*** Opening AVAILABLE DATA ***

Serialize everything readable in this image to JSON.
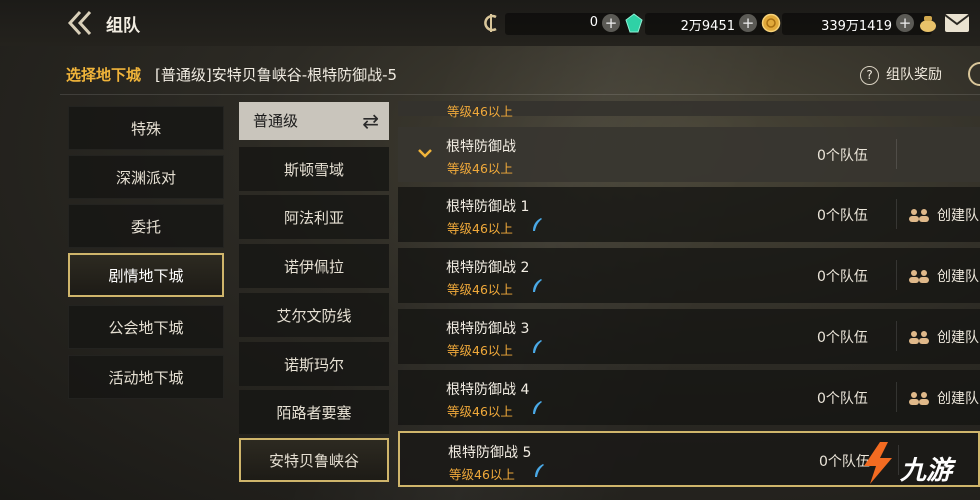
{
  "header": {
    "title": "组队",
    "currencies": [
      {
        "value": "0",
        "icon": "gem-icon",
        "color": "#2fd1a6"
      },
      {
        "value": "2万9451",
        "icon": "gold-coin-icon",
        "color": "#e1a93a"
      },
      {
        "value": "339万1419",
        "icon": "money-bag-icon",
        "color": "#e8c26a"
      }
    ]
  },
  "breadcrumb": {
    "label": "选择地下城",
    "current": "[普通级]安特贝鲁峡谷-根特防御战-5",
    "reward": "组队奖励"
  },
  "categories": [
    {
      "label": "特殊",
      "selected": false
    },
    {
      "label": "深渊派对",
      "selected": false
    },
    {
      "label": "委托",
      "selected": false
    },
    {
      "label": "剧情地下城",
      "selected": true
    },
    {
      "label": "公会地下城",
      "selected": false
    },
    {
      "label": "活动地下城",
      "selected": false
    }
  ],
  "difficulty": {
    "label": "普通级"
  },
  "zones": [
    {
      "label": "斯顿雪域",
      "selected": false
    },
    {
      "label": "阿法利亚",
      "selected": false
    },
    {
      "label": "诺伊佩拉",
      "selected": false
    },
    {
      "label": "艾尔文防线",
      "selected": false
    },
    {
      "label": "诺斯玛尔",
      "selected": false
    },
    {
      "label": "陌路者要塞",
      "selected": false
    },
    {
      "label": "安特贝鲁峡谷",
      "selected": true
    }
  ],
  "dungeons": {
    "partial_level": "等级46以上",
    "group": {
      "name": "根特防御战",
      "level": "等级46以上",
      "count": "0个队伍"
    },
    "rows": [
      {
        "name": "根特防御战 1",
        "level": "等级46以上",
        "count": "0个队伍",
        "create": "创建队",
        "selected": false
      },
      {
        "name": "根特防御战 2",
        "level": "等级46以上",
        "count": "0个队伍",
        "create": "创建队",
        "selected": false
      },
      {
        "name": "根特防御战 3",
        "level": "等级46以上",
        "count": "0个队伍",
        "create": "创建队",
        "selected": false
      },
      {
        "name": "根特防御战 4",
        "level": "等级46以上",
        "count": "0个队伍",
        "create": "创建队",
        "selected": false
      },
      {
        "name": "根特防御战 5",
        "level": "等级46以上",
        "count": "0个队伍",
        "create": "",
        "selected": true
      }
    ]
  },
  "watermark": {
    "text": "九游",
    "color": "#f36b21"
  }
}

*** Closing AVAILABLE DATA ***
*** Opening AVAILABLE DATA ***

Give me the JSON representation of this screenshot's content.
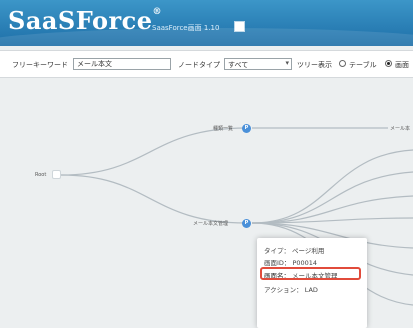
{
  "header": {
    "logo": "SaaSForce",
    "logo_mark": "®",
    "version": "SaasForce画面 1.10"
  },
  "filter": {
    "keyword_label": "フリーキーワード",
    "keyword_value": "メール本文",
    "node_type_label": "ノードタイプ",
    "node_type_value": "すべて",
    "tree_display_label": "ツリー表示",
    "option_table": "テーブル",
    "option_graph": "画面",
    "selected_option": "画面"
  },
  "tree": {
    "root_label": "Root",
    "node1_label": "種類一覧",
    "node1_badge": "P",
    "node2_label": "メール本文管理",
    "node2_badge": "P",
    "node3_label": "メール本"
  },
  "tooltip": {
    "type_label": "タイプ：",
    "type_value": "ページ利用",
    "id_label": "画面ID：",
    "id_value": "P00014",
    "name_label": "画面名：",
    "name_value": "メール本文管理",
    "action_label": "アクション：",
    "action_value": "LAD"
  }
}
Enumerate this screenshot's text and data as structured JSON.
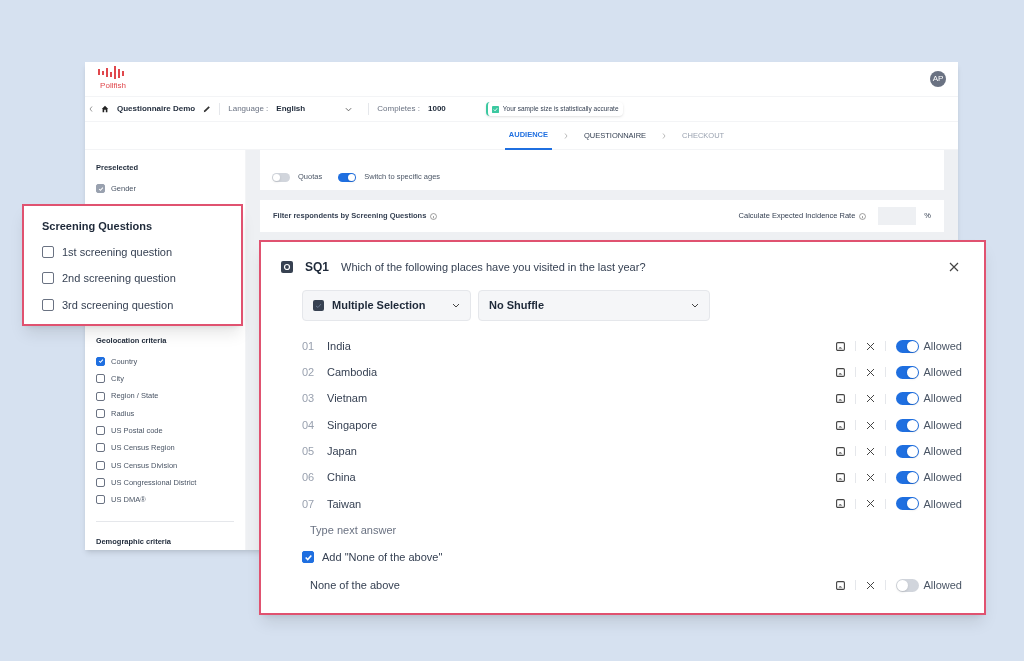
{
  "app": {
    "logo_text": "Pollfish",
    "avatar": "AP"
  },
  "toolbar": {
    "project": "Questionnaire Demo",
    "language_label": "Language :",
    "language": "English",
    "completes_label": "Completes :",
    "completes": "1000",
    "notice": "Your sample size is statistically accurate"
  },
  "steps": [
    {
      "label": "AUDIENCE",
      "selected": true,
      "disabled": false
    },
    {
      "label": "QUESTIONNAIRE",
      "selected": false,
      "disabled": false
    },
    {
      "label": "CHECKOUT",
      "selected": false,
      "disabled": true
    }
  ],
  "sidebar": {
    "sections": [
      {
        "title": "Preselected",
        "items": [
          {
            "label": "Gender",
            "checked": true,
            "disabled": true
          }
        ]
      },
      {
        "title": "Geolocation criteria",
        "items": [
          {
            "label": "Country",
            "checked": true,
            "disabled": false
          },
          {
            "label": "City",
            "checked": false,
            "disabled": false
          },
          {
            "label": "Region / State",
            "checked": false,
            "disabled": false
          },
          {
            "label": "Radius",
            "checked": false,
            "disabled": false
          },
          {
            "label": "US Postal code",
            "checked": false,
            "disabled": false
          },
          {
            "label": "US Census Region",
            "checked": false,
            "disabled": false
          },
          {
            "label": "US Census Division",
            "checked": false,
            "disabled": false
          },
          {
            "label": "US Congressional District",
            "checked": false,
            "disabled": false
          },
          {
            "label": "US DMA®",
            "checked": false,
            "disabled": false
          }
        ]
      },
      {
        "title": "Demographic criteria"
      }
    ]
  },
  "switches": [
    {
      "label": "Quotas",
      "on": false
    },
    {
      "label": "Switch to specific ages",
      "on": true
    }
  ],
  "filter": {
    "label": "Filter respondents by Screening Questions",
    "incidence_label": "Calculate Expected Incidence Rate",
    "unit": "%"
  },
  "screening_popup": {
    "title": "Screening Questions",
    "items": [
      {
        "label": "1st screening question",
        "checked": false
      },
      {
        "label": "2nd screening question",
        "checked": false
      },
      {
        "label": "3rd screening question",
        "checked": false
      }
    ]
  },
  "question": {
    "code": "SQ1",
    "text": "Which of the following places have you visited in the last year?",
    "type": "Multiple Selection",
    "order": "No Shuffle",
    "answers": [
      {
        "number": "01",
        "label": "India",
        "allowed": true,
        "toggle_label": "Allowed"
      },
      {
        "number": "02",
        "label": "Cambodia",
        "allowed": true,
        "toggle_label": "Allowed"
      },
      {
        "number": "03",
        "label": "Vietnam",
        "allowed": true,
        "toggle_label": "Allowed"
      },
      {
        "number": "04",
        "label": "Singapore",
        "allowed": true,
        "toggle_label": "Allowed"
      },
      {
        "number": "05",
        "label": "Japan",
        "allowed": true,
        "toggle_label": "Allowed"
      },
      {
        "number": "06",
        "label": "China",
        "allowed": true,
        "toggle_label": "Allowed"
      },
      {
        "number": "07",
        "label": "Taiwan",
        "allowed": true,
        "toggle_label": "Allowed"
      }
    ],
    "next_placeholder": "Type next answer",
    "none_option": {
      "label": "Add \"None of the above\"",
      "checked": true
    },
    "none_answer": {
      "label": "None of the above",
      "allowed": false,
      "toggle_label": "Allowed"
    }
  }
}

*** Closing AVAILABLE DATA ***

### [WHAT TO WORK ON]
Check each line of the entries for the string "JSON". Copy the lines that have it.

### [EXERCISE RESPONSE]
Serialize everything readable in this image to JSON.
Give me the JSON representation of this screenshot's content.
Enumerate this screenshot's text and data as structured JSON.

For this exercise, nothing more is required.